Now let’s look at the displacement from frame 1 to frame 2. We’ll just examine both of these frames and forget frame 0 which we’ve already taken care of.

Using trigonometry, we know that:

- cos(θ
_{2}) = (length of green dashed line) / a_{4 }[displacement in the x_{1}direction] - sin(θ
_{2}) = (length of red dashed line) / a_{4 }[displacement in the y_{1}direction] - a
_{3 }[displacement in the z_{1}direction]

# Example 5 – Cartesian Robot

Now, let’s derive the displacement vectors for a cartesian robot.

Let’s examine the displacement vector of frame 1 relative to frame 0. The kinematic diagram above shows the position and orientation of all the joints and links when the joint variable values are all 0 (i.e. the prismatic joints are in their home position…unextended).

Since we have only prismatic joints in this case, the direction of displacement will always stay constant.

In our case, the only change to the value of displacement will be along the z_{0} axis. The value of this displacement is a_{1} + d_{1}, where d_{1} represents the amount of extension of the joint when the cartesian robot is powered on.

Therefore,

Following the same logic, the displacement vector of frame 1 to frame 2 is…

And finally, let’s write the displacement vector that represents the displacement from the origin of frame 2 to the origin of frame 3.

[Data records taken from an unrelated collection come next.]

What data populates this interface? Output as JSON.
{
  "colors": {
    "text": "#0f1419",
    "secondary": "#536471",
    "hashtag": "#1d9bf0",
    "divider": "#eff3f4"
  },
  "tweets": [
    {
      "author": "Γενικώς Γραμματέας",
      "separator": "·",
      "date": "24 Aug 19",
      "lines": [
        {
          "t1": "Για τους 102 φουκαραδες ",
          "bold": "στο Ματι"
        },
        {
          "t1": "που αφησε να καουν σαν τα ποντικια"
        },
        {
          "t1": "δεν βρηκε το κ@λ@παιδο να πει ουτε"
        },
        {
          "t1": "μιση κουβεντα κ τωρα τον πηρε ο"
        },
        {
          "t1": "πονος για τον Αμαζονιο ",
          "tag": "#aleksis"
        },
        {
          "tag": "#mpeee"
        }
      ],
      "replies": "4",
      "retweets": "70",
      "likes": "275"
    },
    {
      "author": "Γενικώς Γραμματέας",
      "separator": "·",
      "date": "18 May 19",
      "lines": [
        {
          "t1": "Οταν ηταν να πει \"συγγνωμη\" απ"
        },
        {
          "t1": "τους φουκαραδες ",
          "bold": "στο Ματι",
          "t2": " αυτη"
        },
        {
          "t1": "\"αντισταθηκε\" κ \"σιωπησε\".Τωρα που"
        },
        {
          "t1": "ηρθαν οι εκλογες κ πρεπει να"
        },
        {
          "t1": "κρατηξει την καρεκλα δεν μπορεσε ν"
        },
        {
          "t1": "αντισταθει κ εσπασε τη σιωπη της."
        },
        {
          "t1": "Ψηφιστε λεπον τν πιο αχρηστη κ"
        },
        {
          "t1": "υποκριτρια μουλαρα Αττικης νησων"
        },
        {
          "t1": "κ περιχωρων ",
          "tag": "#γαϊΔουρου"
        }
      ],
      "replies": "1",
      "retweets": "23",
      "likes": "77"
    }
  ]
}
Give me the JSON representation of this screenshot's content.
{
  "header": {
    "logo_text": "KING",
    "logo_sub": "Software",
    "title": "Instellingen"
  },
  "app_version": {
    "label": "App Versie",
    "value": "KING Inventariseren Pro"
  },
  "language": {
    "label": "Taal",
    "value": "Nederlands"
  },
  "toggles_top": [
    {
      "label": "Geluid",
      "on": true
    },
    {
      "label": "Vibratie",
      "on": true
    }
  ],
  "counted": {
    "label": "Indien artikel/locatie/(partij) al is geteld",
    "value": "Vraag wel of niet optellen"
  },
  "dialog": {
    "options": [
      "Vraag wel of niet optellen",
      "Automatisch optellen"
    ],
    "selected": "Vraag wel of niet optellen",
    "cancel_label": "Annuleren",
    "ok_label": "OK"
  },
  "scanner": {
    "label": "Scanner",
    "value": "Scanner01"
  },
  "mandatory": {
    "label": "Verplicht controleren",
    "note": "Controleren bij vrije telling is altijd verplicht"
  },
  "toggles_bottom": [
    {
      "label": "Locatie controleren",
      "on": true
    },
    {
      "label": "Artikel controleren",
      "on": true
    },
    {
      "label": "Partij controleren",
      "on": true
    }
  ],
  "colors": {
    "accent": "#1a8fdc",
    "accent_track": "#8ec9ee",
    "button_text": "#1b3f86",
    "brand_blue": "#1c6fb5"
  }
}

# Example 6 – Articulated Robot

We’ll start by deriving the displacement vector from frame 0 to frame 1. We have to look and see how the position of the origin of frame 1 changes when the value of θ_{1} changes.

Does it change? No.

No matter what value θ_{1 }is, the origin will stay in the exact same position in 3D space. In this case, we have a fixed displacement vector. There is only displacement along the z_{0} axis, therefore:

Let’s take a look at the displacement from the origin of frame 1 to the origin of frame 2. We have to look and see how the position of the origin of frame 2 changes when the value of θ_{2} changes.

Imagine θ_{2} = 45 degrees. You can see that the origin of frame 2 changed along the y_{1} axis as well as the x_{1} axis. There was no change along the z_{1} axis.

Now let’s look at the displacement of the origin of frame 3 from the origin of frame 2. The same logic applies:

# References

Credit to Professor Angela Sodemann for teaching me this stuff. Dr. Sodemann is an excellent teacher (She runs a course on RoboGrok.com). On her YouTube channel, she provides some of the clearest explanations on robotics fundamentals you’ll ever hear.